[Opening DATASET section]
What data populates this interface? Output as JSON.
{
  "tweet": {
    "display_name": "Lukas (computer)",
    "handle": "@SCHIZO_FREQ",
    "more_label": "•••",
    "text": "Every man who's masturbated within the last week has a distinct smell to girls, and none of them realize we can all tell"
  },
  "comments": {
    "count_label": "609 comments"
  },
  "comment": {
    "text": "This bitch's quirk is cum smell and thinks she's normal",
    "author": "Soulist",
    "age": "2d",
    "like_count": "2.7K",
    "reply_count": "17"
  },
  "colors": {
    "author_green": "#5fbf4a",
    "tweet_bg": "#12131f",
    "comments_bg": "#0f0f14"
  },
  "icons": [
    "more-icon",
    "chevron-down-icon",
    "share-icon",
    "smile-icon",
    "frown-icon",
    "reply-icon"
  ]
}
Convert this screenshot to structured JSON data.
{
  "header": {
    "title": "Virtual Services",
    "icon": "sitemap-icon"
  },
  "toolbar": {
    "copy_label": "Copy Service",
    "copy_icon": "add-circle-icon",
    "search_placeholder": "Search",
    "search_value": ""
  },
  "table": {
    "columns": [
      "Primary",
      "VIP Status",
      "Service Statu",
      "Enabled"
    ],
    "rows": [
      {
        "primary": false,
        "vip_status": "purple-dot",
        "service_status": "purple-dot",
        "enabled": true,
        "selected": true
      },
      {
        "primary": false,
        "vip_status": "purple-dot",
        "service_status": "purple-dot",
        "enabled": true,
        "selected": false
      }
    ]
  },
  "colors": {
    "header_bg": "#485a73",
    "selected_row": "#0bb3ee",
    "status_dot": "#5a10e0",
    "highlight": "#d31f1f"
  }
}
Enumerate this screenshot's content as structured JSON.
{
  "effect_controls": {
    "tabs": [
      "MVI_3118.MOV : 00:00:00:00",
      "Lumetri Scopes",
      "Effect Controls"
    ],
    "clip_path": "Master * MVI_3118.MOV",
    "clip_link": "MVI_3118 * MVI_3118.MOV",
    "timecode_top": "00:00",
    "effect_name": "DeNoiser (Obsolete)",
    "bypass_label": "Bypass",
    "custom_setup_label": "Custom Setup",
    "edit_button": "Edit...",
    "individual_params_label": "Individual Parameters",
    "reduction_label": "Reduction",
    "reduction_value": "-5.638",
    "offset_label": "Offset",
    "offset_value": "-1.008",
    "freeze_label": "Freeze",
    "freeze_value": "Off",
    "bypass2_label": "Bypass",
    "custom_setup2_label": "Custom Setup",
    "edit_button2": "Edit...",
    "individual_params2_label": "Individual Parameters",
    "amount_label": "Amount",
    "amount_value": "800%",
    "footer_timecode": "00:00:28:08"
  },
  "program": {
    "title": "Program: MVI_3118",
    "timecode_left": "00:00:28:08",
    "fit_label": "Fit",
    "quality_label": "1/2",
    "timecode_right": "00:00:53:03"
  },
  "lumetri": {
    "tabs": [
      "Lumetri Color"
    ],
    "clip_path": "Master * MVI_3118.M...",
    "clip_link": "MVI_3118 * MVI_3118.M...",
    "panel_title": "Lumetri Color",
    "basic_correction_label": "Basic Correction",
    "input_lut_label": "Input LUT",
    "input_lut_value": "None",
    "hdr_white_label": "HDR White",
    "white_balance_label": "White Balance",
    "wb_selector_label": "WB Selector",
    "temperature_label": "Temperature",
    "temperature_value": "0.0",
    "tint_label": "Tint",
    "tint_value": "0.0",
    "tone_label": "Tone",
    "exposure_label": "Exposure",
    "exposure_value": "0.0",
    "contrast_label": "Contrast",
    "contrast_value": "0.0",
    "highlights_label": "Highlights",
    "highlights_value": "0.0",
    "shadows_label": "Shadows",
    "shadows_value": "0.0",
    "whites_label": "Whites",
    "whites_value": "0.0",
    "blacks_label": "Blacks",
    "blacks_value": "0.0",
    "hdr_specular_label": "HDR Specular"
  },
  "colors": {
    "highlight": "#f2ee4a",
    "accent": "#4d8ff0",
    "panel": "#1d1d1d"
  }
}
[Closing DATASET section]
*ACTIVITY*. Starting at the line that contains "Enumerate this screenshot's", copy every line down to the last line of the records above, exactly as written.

*REPLY*.
Enumerate this screenshot's content as structured JSON.
{
  "effect_controls": {
    "tabs": [
      "MVI_3118.MOV : 00:00:00:00",
      "Lumetri Scopes",
      "Effect Controls"
    ],
    "clip_path": "Master * MVI_3118.MOV",
    "clip_link": "MVI_3118 * MVI_3118.MOV",
    "timecode_top": "00:00",
    "effect_name": "DeNoiser (Obsolete)",
    "bypass_label": "Bypass",
    "custom_setup_label": "Custom Setup",
    "edit_button": "Edit...",
    "individual_params_label": "Individual Parameters",
    "reduction_label": "Reduction",
    "reduction_value": "-5.638",
    "offset_label": "Offset",
    "offset_value": "-1.008",
    "freeze_label": "Freeze",
    "freeze_value": "Off",
    "bypass2_label": "Bypass",
    "custom_setup2_label": "Custom Setup",
    "edit_button2": "Edit...",
    "individual_params2_label": "Individual Parameters",
    "amount_label": "Amount",
    "amount_value": "800%",
    "footer_timecode": "00:00:28:08"
  },
  "program": {
    "title": "Program: MVI_3118",
    "timecode_left": "00:00:28:08",
    "fit_label": "Fit",
    "quality_label": "1/2",
    "timecode_right": "00:00:53:03"
  },
  "lumetri": {
    "tabs": [
      "Lumetri Color"
    ],
    "clip_path": "Master * MVI_3118.M...",
    "clip_link": "MVI_3118 * MVI_3118.M...",
    "panel_title": "Lumetri Color",
    "basic_correction_label": "Basic Correction",
    "input_lut_label": "Input LUT",
    "input_lut_value": "None",
    "hdr_white_label": "HDR White",
    "white_balance_label": "White Balance",
    "wb_selector_label": "WB Selector",
    "temperature_label": "Temperature",
    "temperature_value": "0.0",
    "tint_label": "Tint",
    "tint_value": "0.0",
    "tone_label": "Tone",
    "exposure_label": "Exposure",
    "exposure_value": "0.0",
    "contrast_label": "Contrast",
    "contrast_value": "0.0",
    "highlights_label": "Highlights",
    "highlights_value": "0.0",
    "shadows_label": "Shadows",
    "shadows_value": "0.0",
    "whites_label": "Whites",
    "whites_value": "0.0",
    "blacks_label": "Blacks",
    "blacks_value": "0.0",
    "hdr_specular_label": "HDR Specular"
  },
  "colors": {
    "highlight": "#f2ee4a",
    "accent": "#4d8ff0",
    "panel": "#1d1d1d"
  }
}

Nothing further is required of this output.